[Listed entries — start]

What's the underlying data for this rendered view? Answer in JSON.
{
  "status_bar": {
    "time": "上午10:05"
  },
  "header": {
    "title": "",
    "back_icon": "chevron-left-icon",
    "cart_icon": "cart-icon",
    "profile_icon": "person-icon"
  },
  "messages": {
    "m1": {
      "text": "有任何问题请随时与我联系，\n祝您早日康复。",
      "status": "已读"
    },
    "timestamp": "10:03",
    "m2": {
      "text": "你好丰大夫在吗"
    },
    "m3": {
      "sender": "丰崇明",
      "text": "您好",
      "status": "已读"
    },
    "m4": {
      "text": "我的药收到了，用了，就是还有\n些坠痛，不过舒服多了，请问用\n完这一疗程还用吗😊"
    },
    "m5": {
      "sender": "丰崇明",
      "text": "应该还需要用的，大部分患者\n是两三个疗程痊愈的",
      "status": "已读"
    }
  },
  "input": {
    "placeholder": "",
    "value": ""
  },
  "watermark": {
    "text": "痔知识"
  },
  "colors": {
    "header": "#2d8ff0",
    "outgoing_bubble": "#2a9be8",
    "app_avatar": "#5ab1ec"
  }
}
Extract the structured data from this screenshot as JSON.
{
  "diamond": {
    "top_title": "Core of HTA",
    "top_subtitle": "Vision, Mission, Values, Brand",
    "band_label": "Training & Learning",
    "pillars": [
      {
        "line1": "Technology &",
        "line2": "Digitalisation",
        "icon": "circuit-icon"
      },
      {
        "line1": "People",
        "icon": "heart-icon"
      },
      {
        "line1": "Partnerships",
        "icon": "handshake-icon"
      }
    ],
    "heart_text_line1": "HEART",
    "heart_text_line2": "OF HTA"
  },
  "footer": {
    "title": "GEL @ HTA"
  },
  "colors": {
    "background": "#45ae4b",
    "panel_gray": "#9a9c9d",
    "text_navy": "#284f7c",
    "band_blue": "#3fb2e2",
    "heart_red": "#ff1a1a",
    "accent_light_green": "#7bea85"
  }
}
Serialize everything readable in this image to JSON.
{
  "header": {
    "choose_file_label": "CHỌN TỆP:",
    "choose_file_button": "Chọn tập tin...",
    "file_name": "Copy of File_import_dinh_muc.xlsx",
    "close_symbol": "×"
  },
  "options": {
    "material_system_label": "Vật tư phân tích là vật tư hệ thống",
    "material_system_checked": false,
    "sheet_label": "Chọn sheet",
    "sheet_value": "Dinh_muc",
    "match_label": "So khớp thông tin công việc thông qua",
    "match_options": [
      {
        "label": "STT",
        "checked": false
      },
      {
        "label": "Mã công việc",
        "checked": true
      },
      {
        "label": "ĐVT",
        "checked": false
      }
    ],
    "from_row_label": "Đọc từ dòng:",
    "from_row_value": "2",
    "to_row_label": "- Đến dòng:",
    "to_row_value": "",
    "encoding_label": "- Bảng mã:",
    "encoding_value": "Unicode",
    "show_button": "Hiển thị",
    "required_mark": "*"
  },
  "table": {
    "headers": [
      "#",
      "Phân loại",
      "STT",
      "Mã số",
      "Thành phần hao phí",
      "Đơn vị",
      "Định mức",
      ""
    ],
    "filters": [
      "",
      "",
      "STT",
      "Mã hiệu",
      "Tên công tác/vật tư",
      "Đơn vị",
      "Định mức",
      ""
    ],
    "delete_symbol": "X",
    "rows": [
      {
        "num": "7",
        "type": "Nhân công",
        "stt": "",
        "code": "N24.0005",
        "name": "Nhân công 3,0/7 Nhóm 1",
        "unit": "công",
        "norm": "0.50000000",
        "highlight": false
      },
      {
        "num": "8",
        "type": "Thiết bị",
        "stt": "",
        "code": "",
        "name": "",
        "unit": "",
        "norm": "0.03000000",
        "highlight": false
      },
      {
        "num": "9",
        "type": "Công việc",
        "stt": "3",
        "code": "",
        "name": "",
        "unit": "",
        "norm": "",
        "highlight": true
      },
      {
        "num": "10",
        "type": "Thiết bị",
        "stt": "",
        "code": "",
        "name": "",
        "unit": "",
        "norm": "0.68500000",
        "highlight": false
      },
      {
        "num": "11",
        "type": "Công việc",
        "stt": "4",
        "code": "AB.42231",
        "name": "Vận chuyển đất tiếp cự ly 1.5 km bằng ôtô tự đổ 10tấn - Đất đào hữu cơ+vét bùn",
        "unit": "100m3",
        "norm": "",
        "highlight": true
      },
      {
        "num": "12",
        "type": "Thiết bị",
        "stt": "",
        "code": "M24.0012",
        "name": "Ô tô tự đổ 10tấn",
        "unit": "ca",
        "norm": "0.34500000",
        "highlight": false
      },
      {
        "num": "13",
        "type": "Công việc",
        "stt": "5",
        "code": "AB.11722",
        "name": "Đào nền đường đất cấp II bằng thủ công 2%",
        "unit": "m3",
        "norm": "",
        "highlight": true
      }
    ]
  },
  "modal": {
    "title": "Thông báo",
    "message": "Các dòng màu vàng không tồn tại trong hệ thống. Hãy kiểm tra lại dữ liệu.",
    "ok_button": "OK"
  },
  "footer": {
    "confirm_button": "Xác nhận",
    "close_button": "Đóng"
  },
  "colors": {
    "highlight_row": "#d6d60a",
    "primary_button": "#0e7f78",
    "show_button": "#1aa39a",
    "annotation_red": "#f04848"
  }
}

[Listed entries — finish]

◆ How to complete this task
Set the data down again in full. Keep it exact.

◆ Response below
What's the underlying data for this rendered view? Answer in JSON.
{
  "status_bar": {
    "time": "上午10:05"
  },
  "header": {
    "title": "",
    "back_icon": "chevron-left-icon",
    "cart_icon": "cart-icon",
    "profile_icon": "person-icon"
  },
  "messages": {
    "m1": {
      "text": "有任何问题请随时与我联系，\n祝您早日康复。",
      "status": "已读"
    },
    "timestamp": "10:03",
    "m2": {
      "text": "你好丰大夫在吗"
    },
    "m3": {
      "sender": "丰崇明",
      "text": "您好",
      "status": "已读"
    },
    "m4": {
      "text": "我的药收到了，用了，就是还有\n些坠痛，不过舒服多了，请问用\n完这一疗程还用吗😊"
    },
    "m5": {
      "sender": "丰崇明",
      "text": "应该还需要用的，大部分患者\n是两三个疗程痊愈的",
      "status": "已读"
    }
  },
  "input": {
    "placeholder": "",
    "value": ""
  },
  "watermark": {
    "text": "痔知识"
  },
  "colors": {
    "header": "#2d8ff0",
    "outgoing_bubble": "#2a9be8",
    "app_avatar": "#5ab1ec"
  }
}
Extract the structured data from this screenshot as JSON.
{
  "diamond": {
    "top_title": "Core of HTA",
    "top_subtitle": "Vision, Mission, Values, Brand",
    "band_label": "Training & Learning",
    "pillars": [
      {
        "line1": "Technology &",
        "line2": "Digitalisation",
        "icon": "circuit-icon"
      },
      {
        "line1": "People",
        "icon": "heart-icon"
      },
      {
        "line1": "Partnerships",
        "icon": "handshake-icon"
      }
    ],
    "heart_text_line1": "HEART",
    "heart_text_line2": "OF HTA"
  },
  "footer": {
    "title": "GEL @ HTA"
  },
  "colors": {
    "background": "#45ae4b",
    "panel_gray": "#9a9c9d",
    "text_navy": "#284f7c",
    "band_blue": "#3fb2e2",
    "heart_red": "#ff1a1a",
    "accent_light_green": "#7bea85"
  }
}
Serialize everything readable in this image to JSON.
{
  "header": {
    "choose_file_label": "CHỌN TỆP:",
    "choose_file_button": "Chọn tập tin...",
    "file_name": "Copy of File_import_dinh_muc.xlsx",
    "close_symbol": "×"
  },
  "options": {
    "material_system_label": "Vật tư phân tích là vật tư hệ thống",
    "material_system_checked": false,
    "sheet_label": "Chọn sheet",
    "sheet_value": "Dinh_muc",
    "match_label": "So khớp thông tin công việc thông qua",
    "match_options": [
      {
        "label": "STT",
        "checked": false
      },
      {
        "label": "Mã công việc",
        "checked": true
      },
      {
        "label": "ĐVT",
        "checked": false
      }
    ],
    "from_row_label": "Đọc từ dòng:",
    "from_row_value": "2",
    "to_row_label": "- Đến dòng:",
    "to_row_value": "",
    "encoding_label": "- Bảng mã:",
    "encoding_value": "Unicode",
    "show_button": "Hiển thị",
    "required_mark": "*"
  },
  "table": {
    "headers": [
      "#",
      "Phân loại",
      "STT",
      "Mã số",
      "Thành phần hao phí",
      "Đơn vị",
      "Định mức",
      ""
    ],
    "filters": [
      "",
      "",
      "STT",
      "Mã hiệu",
      "Tên công tác/vật tư",
      "Đơn vị",
      "Định mức",
      ""
    ],
    "delete_symbol": "X",
    "rows": [
      {
        "num": "7",
        "type": "Nhân công",
        "stt": "",
        "code": "N24.0005",
        "name": "Nhân công 3,0/7 Nhóm 1",
        "unit": "công",
        "norm": "0.50000000",
        "highlight": false
      },
      {
        "num": "8",
        "type": "Thiết bị",
        "stt": "",
        "code": "",
        "name": "",
        "unit": "",
        "norm": "0.03000000",
        "highlight": false
      },
      {
        "num": "9",
        "type": "Công việc",
        "stt": "3",
        "code": "",
        "name": "",
        "unit": "",
        "norm": "",
        "highlight": true
      },
      {
        "num": "10",
        "type": "Thiết bị",
        "stt": "",
        "code": "",
        "name": "",
        "unit": "",
        "norm": "0.68500000",
        "highlight": false
      },
      {
        "num": "11",
        "type": "Công việc",
        "stt": "4",
        "code": "AB.42231",
        "name": "Vận chuyển đất tiếp cự ly 1.5 km bằng ôtô tự đổ 10tấn - Đất đào hữu cơ+vét bùn",
        "unit": "100m3",
        "norm": "",
        "highlight": true
      },
      {
        "num": "12",
        "type": "Thiết bị",
        "stt": "",
        "code": "M24.0012",
        "name": "Ô tô tự đổ 10tấn",
        "unit": "ca",
        "norm": "0.34500000",
        "highlight": false
      },
      {
        "num": "13",
        "type": "Công việc",
        "stt": "5",
        "code": "AB.11722",
        "name": "Đào nền đường đất cấp II bằng thủ công 2%",
        "unit": "m3",
        "norm": "",
        "highlight": true
      }
    ]
  },
  "modal": {
    "title": "Thông báo",
    "message": "Các dòng màu vàng không tồn tại trong hệ thống. Hãy kiểm tra lại dữ liệu.",
    "ok_button": "OK"
  },
  "footer": {
    "confirm_button": "Xác nhận",
    "close_button": "Đóng"
  },
  "colors": {
    "highlight_row": "#d6d60a",
    "primary_button": "#0e7f78",
    "show_button": "#1aa39a",
    "annotation_red": "#f04848"
  }
}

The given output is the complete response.